    Bathum, M. E., et al. (2007). A sense of community among immigrant Latinas. Family & Community Health, 30(3), 167–177.Google Scholar
  8. 8.
    Raffaelli, M. A. L. L. O. (2004). Gender socialization in Latino/a familis: Results from two retrospective studies. Sex Roles: A Journal of Research, 50, 287–299.CrossRefGoogle Scholar
  9. 9.
    Schachameyer, S. (2011). Mexican food traditions in Wilwaukee Urban Gardens (Vol. 1, p. 2). http://www.milwaukeeurbangardens.org/documents/MexicanVolume-1Aug3-11.pdf.
  10. 10.
    Myser, C. (2004). Community-based participatory research in United States bioethics: steps toward more democratic theory and policy. The American Journal of Bioethics, 4(2), 67–68.Google Scholar
  11. 11.
    Adams, A., Miller-Korth, N., & Brown, D. (2004). Learning to work together: Developing academic and community research partnerships. WMJ, 103(2), 15–19.PubMedGoogle Scholar
  12. 12.
    Norris, K. C. (2007). Partnering with community-based organizations: An academic institution’s evolving perspective. Ethnicity & Disease, 17(1 Suppl 1), S27–S32.Google Scholar
  13. 13.
    Noe, T. D., Manson, S. M., Croy, C., McGough, H., Henderson, JA., & Buchwald, D. S. (2007). The influence of community-based participatory research principles on the likelihood of participation in health research in American Indian communities. Ethnicity & Disease, 17(1 Suppl 1), S6–S14.Google Scholar
  14. 14.
    Oregon Office of Rural Health, Oregon Health & Science University: http://www.ohsu.edu/xd/outreach/oregon-rural-health/data/index.cfm (accessed October 25th, 2011).
  15. 15.
    Arenas-Monreal, L., Paulo-Maya, A., & Lopez-Gonzalez, H. E. (1999). Popular education and child nutrition: Experience with women in a rural area of Mexico. Revista de Saude Publica, 33(2), 113–121.PubMedCrossRefGoogle Scholar
  16. 16.
    Neuendorf, K. A. (2002). The content analysis guidebook.

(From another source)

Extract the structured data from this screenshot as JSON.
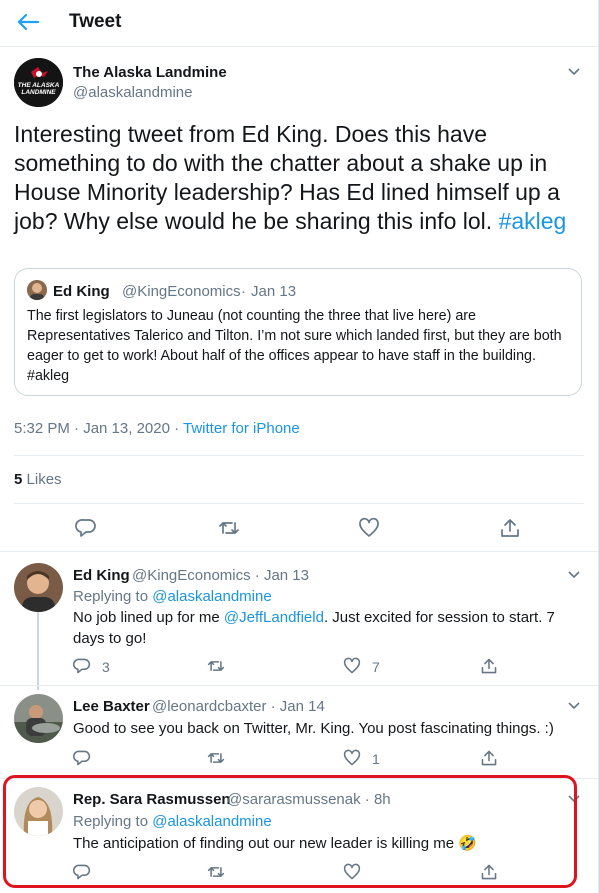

New York: Sage.Google Scholar
  17. 17.
    The 2011 HHS Poverty Guidelines: http://aspe.hhs.gov/poverty/11poverty.shtml (accessed October 18th, 2011).

Copyright information

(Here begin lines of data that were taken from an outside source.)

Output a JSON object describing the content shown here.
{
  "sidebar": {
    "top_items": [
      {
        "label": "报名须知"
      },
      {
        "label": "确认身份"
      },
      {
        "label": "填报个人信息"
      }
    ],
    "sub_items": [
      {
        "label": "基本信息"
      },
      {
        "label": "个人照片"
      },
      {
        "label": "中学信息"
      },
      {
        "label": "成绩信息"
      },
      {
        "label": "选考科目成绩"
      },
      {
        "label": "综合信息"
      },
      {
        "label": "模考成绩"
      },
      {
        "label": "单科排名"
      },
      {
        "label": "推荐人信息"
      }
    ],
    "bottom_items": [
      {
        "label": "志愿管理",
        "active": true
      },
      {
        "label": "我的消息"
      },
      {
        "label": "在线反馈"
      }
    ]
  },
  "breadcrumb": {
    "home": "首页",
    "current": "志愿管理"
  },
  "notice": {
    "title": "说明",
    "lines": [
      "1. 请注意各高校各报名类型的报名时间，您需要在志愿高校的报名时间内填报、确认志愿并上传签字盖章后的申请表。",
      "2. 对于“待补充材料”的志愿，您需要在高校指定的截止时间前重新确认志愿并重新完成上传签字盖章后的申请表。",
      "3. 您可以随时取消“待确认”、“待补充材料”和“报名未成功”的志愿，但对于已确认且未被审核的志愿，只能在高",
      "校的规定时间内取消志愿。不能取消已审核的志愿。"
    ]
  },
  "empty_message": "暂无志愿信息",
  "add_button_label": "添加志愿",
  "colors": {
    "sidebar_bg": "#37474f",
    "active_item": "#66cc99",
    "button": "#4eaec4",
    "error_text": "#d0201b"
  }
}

© Springer Science+Business Media, LLC 2011

Authors and Affiliations

  • Patricia A. Carney
    • 1
  • Janet L. Hamada
    • 2
  • Rebecca Rdesinski
    • 1
  • Lorena Sprager
    • 2
  • Katelyn R. Nichols
    • 1
  • Betty Y. Liu
    • 3
  • Joel Pelayo
    • 2
  • Maria Antonia Sanchez
    • 2
  • Jacklien Shannon
    • 4
  1. 1.Department of Family MedicineOregon Health & Science UniversityPortlandUSA
  2. 2.Nuestra Comunidad SanaThe Next Door, IncHood RiverUSA
  3. 3.School of MedicineOregon Health & Science UniversityPortlandUSA
  4. 4.Department of Public Health and Preventive MedicineOregon Health & Science UniversityPortlandUSA

Personalised recommendations